The Gamemaster as a Set Designer
As the Gamemaster you are also responsible for setting the tone of your story through detailed descriptions of the creatures, locations, and objects that the PCs encounter. These descriptions should evoke an emotional reaction, that help make the setting feel real and tangible. Additionally, through each scene that the PCs interact with, the Gamemaster provides a detailed description of the environment and everything in it, helping the players to visualize where their characters are and what exists around them.
For example, Jeremy describes Belkemar's office when the PCs enter it for the first time:
The air is stifling as you open the door, a fire raging within the fireplace beneath a bubbling cauldron that emotes a sickly, sweet scent. The walls of the chamber are filled with floor to ceiling bookcases, save for a workbench against one wall of the hexagonal room. The bench is covered with various alchemical devices, including a small burner adding heat to a baker of purplish liquid above it. A cabinet next to the bench is filled with stoppered flasks and jars, no doubt containing a multitude of components for Belkemar's infamous experiments. There are no windows in the room, leaving the area dim even at the peak of daylight. The center of the room is taken up by a massive oak desk, piled high with books and loose parchment, behind which sits the man of interest, Belkemar himself.
The Gamemaster as the Villains, Support Characters, and Extras
A Quest of Destiny setting wouldn't feel very alive if there weren't other people in it, so the Gamemaster is responsible for creating other characters for the PCs to interact with. Some of these characters may be integral to the story line, serving as an adversary, informant, or quest giver.
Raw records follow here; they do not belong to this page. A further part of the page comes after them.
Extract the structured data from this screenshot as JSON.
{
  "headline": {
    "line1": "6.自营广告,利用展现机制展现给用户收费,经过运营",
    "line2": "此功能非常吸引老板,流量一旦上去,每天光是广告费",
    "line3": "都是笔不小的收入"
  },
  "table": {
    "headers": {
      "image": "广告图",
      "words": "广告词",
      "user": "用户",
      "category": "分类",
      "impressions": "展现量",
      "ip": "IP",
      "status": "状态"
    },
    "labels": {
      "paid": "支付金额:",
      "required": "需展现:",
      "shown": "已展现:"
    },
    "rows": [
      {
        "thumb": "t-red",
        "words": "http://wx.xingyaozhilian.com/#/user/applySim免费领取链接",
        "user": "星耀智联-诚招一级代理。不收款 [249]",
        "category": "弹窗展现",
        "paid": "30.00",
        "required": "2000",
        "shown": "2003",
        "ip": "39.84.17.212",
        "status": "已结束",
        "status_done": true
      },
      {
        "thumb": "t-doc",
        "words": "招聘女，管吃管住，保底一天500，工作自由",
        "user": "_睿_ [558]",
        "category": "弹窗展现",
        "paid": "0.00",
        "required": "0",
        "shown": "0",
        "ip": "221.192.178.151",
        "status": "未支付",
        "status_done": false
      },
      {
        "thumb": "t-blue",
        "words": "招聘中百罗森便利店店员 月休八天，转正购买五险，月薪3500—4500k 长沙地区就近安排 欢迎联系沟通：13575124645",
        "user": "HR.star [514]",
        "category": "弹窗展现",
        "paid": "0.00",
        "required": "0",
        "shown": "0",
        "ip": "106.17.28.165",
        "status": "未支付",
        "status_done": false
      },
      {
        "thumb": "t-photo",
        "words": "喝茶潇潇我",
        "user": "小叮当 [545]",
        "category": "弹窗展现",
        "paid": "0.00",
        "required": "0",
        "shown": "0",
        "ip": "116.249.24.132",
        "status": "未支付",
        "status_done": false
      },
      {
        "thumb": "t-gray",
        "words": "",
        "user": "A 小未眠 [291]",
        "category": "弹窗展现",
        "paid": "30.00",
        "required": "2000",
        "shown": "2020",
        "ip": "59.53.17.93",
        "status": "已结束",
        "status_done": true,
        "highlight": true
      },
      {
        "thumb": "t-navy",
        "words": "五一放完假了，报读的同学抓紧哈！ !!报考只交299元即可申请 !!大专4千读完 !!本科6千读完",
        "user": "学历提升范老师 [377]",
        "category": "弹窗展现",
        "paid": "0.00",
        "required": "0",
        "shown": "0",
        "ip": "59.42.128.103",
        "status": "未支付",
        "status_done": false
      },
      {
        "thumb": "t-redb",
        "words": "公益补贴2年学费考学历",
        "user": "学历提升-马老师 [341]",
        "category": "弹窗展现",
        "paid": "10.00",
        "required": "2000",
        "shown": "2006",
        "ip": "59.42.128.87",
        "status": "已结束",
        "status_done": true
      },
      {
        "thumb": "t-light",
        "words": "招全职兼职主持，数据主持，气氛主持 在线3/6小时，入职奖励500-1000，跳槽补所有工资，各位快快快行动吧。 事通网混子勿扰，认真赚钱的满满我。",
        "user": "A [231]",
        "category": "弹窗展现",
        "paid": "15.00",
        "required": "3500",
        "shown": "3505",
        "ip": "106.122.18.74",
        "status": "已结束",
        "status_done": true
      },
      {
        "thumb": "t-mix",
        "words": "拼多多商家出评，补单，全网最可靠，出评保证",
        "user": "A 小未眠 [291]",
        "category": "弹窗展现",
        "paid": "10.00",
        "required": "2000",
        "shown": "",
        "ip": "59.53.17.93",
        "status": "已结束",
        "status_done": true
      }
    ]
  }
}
Other characters serve as the extras in the story, the background characters that make the setting come alive and feel like a living, breathing world. As the PCs interact with these characters, it is the Gamemaster who will describe their appearance and demeanor and portray them in roleplay situations.
For example, Jeremy introduces Belkemar to the PCs for the first time:
Belkemar looks up at you from over his spectacles, his gaze piercing as he scrutinizes your group. His brown robes are simple and somewhat drab, but there is an undeniable feeling of power coming off of him, almost as if it were something tangible. The look on his bearded face is irritated, yet curious, as if he is still deciding whether you're worthy of his attention.
"Yes? Can I help you?" he says in a measured voice.